Hero's journey stories are about ordinary people who become extraordinary heroes because they take action against some threat. The threat can be a person. It can be a dangerous animal or a hurricane. It can be an invading army. Whatever it is, the threat means impending danger for the vulnerable.
The first characteristic of a hero's journey story is that the person who becomes the hero doesn't start out as a hero. The ordinary person becomes a hero by risking danger to confront the threat. The second characteristic is that the hero-to-be faces danger to save someone or something else from harm.
Courage of the Heart
Does this mean that courage is the primary requirement for being a hero?
Courage has more than one connotation in the English language. The statement by Ambrose Redmoon demonstrates a definition that that is not always evident in contemporary English.
Courage is not the absence of fear, but rather the judgment that something else is more important than fear.
We all know that the word courage concerns bravery. We also know that the word heart concerns emotions. In contemporary English, a common assumption is that you think with your head and you feel with your heart.
But English is more complicated than these two definitions. Although courage as bravery and heart as emotions have become default meanings in contemporary English, the words themselves have a deeper history.
Before English existed as a language, the Latin roots of these words had different meanings.
The Latin word for heart is cor.

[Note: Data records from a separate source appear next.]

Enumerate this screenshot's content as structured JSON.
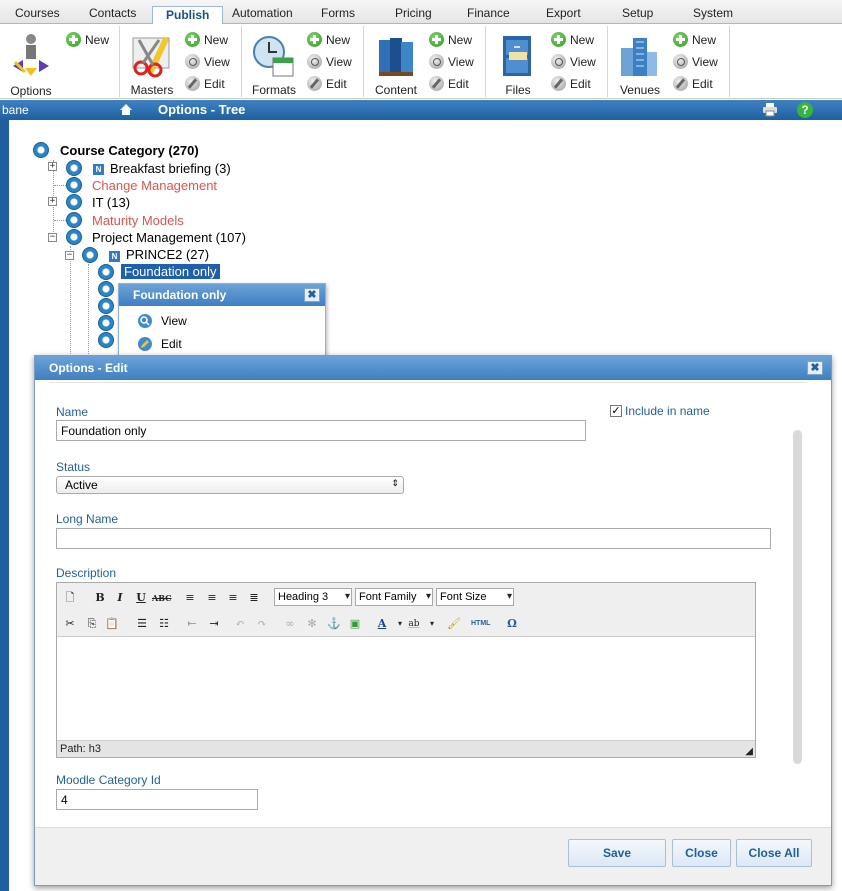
{
  "tabs": [
    "Courses",
    "Contacts",
    "Publish",
    "Automation",
    "Forms",
    "Pricing",
    "Finance",
    "Export",
    "Setup",
    "System"
  ],
  "ribbon": {
    "options_label": "Options",
    "new": "New",
    "view": "View",
    "edit": "Edit",
    "groups": [
      "Masters",
      "Formats",
      "Content",
      "Files",
      "Venues"
    ]
  },
  "titlebar": {
    "left": "bane",
    "title": "Options - Tree"
  },
  "tree": {
    "root": "Course Category (270)",
    "items": [
      "Breakfast briefing (3)",
      "Change Management",
      "IT (13)",
      "Maturity Models",
      "Project Management (107)",
      "PRINCE2 (27)",
      "Foundation only"
    ],
    "badge": "N"
  },
  "context_menu": {
    "title": "Foundation only",
    "view": "View",
    "edit": "Edit"
  },
  "dialog": {
    "title": "Options - Edit",
    "name_label": "Name",
    "name_value": "Foundation only",
    "include_in_name": "Include in name",
    "status_label": "Status",
    "status_value": "Active",
    "long_name_label": "Long Name",
    "long_name_value": "",
    "description_label": "Description",
    "editor": {
      "heading": "Heading 3",
      "font_family": "Font Family",
      "font_size": "Font Size",
      "path": "Path: h3",
      "html_btn": "HTML"
    },
    "moodle_label": "Moodle Category Id",
    "moodle_value": "4",
    "save": "Save",
    "close": "Close",
    "close_all": "Close All"
  },
  "colors": {
    "accent": "#1f5f9f",
    "link_red": "#e0534f"
  }
}
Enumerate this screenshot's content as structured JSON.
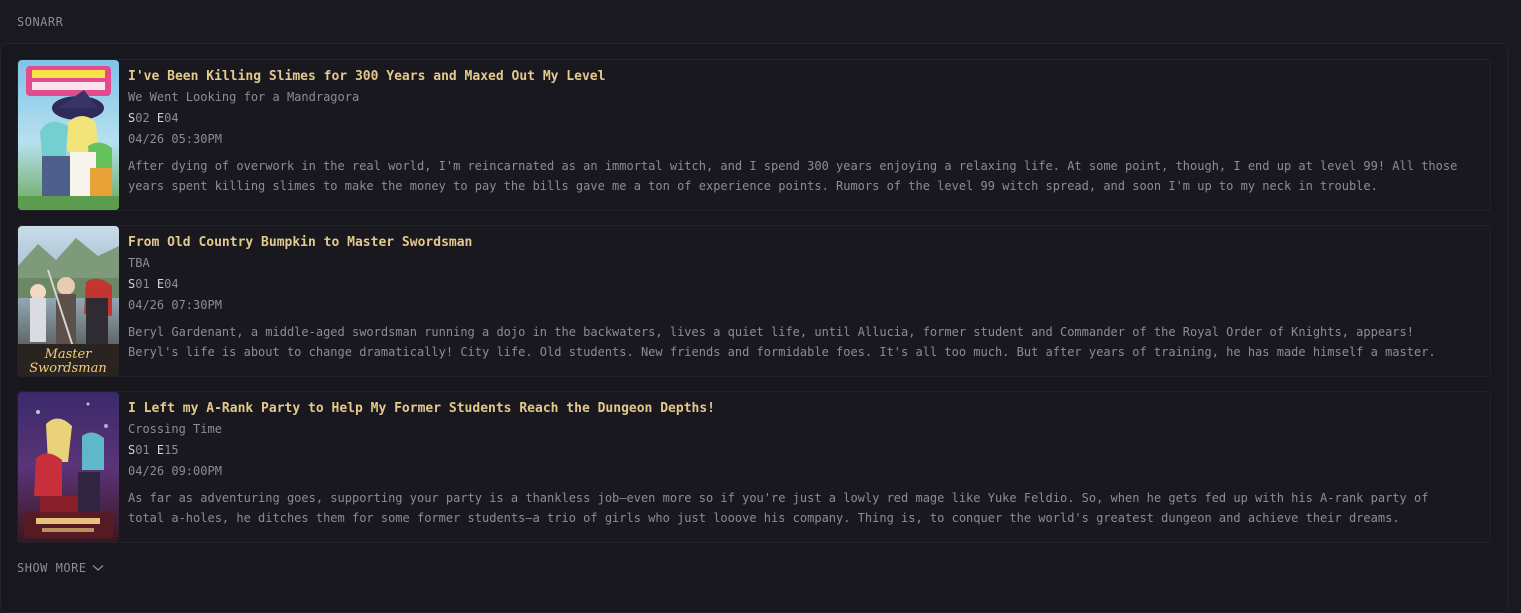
{
  "widget": {
    "title": "SONARR",
    "show_more_label": "SHOW MORE"
  },
  "episodes": [
    {
      "title": "I've Been Killing Slimes for 300 Years and Maxed Out My Level",
      "episode_title": "We Went Looking for a Mandragora",
      "season_prefix": "S",
      "season": "02",
      "episode_prefix": "E",
      "episode": "04",
      "air_date": "04/26 05:30PM",
      "overview": "After dying of overwork in the real world, I'm reincarnated as an immortal witch, and I spend 300 years enjoying a relaxing life. At some point, though, I end up at level 99! All those years spent killing slimes to make the money to pay the bills gave me a ton of experience points. Rumors of the level 99 witch spread, and soon I'm up to my neck in trouble.",
      "poster_icon": "anime-poster-slimes"
    },
    {
      "title": "From Old Country Bumpkin to Master Swordsman",
      "episode_title": "TBA",
      "season_prefix": "S",
      "season": "01",
      "episode_prefix": "E",
      "episode": "04",
      "air_date": "04/26 07:30PM",
      "overview": "Beryl Gardenant, a middle-aged swordsman running a dojo in the backwaters, lives a quiet life, until Allucia, former student and Commander of the Royal Order of Knights, appears! Beryl's life is about to change dramatically! City life. Old students. New friends and formidable foes. It's all too much. But after years of training, he has made himself a master.",
      "poster_icon": "anime-poster-swordsman"
    },
    {
      "title": "I Left my A-Rank Party to Help My Former Students Reach the Dungeon Depths!",
      "episode_title": "Crossing Time",
      "season_prefix": "S",
      "season": "01",
      "episode_prefix": "E",
      "episode": "15",
      "air_date": "04/26 09:00PM",
      "overview": "As far as adventuring goes, supporting your party is a thankless job—even more so if you're just a lowly red mage like Yuke Feldio. So, when he gets fed up with his A-rank party of total a-holes, he ditches them for some former students—a trio of girls who just looove his company. Thing is, to conquer the world's greatest dungeon and achieve their dreams.",
      "poster_icon": "anime-poster-dungeon"
    }
  ],
  "colors": {
    "background": "#1a191f",
    "title": "#e3c98c",
    "muted_text": "#8d8b95",
    "card_border": "#232229"
  }
}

This is source of the word courage in English
In the world of ancient Latin, the heart was not about emotion but about judgment. The heart was about thinking, making decisions, and making choices.
This means that courage is not just about bravado. It's not about taking on an enemy or a threat to demonstrate your strength. Fear is always part of a hero's journey. Courage requires the capacity to make judgments about what is more important than fear.